Last week my soon-to-be husband left for a two-month, 3,500-mile bike trip on the West Coast. His brother is joining him, and they’re calling it #NoRestOutWest.
Friends and family keep asking if I miss him, and of course the answer is yes. But missing him isn’t the overwhelming feeling in my gut right now. What I really feel is PROUD.
Know how I took a career break at age 27 to travel through French-speaking Africa? (Many of you have been reading this blog since that trip in 2008!) Well, it’s even more difficult to make that decision now.
It’s difficult because it’s not what everyone expects you to do in your 30s: spend nine weeks cycling through the mountains, sleeping in a tent, bonding with your brother. What everyone expects — and especially here in the U.S., my British fiance tells me — is that once you get on the career ladder, you never get off.
This applies ten times over to the corporate world Ben just left. Most employees don’t take weekends off, much less two whole months. And when you’re surrounded by that standard, as most of us are, it puts a certain pressure on you. To conform. To color inside the lines. To keep driving at the same speed as everyone else, even if it feels like the wrong direction.
In the few weeks before he left, Ben would tell me he felt guilty. Guilty for stepping away from it all, as though he had severed a cord he wasn’t supposed to cut. Guilty for doing something different. Guilty for letting down people who expected him to keep on chugging in his “good job.”
“Who exactly are the people you’re letting down?” I would ask. (Because clearly, the woman he’s marrying is not incredibly impressed by the Joneses.)
He couldn’t name them. That’s because no one in particular had told him outright that he shouldn’t leave his job for an adventure. It was an unspoken feeling that choosing an alternate lifestyle was wrong, that deviating from the path everyone else seemed to take was a bad idea. That feeling was strong and dominant, a bully. It tried to push him around until the day he left, and I imagine it still lurks occasionally.

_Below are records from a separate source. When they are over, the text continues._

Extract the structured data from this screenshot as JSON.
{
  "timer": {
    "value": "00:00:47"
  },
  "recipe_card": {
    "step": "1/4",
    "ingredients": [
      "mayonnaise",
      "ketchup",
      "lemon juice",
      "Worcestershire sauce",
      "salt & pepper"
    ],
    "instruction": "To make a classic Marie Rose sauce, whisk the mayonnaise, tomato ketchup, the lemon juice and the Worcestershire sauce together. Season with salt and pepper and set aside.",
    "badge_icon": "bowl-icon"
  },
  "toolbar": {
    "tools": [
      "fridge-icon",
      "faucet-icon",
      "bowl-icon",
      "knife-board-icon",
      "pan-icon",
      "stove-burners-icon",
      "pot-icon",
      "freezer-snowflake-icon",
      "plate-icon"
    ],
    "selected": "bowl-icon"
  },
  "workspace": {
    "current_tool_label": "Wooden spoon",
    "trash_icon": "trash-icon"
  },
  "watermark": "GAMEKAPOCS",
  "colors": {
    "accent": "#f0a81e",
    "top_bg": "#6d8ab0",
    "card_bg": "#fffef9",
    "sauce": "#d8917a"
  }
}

Can you see why I’m so proud? Because despite that force, despite that muscle-y magnet of a status quo, he followed the dream anyway.
I know how hard that is because I did it, too. I left a great job to travel when most of my friends were looking for promotions or getting married or having kids. (Look, I turned out okay!)
Ben made some similar choices around the same time. He took a career break to cycle across Norway and later walked across Spain. But just because he did it before didn’t make it an easy decision this time. Now, at 33, he has a mortgage to keep up with, and soon, a wife. These things — plus other life decisions we’ll make in the coming years — will tie you down if you let them.
Society does not make it easy to go against the grain. Right now, as you read this, you might be feeling the urge to do something different. You might want to take a leap, but can’t get over the constant push-back that keeps you in place.
Here’s my advice: ignore everybody.
Who cares whether the person next door thinks you’re a slacker? Or the gal in the cube on the second floor gossips about how you can afford to take time off? (The answer, by the way, is you set priorities and worked your butt off.) This life of yours is meant to be lived!
Except… that approach doesn’t always work. I’m pretty damn good at ignoring everybody, but not everyone feels comfortable doing that. So here’s an even better option: surround yourself with go-getters. Do not let that gossiping gal in the cube define your normal. Find other people who think it’s amazing that you’re giving the status quo a big FU, and hang out with them — even if you can’t do it in person, even if it’s only online. These people will help you approach life the way you want to.
You can start right now, by leaving a comment on this (handsome) cyclist’s blog, telling him not how crazy he is for following a dream amidst the responsibilities of 33, but how you support his quest to live in a way that makes him happy, and how you’re doing the same.
We have to cheer each other on, us go-getters. We have to keep reminding ourselves that living differently is not only okay, it’s pretty freakin’ awesome.
P.S. If you want to take a career break, here are all my posts on the topic.